* Directions: Repeat each record word for word. Leave nothing out.

━━━━━ The records

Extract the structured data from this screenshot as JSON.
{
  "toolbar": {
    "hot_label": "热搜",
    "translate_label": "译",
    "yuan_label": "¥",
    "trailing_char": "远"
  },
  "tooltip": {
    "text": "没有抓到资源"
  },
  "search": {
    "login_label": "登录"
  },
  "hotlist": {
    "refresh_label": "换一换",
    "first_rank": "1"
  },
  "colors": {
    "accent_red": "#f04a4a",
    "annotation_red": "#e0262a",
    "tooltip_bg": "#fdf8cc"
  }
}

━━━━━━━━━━

* Answer area:
Extract the structured data from this screenshot as JSON.
{
  "toolbar": {
    "hot_label": "热搜",
    "translate_label": "译",
    "yuan_label": "¥",
    "trailing_char": "远"
  },
  "tooltip": {
    "text": "没有抓到资源"
  },
  "search": {
    "login_label": "登录"
  },
  "hotlist": {
    "refresh_label": "换一换",
    "first_rank": "1"
  },
  "colors": {
    "accent_red": "#f04a4a",
    "annotation_red": "#e0262a",
    "tooltip_bg": "#fdf8cc"
  }
}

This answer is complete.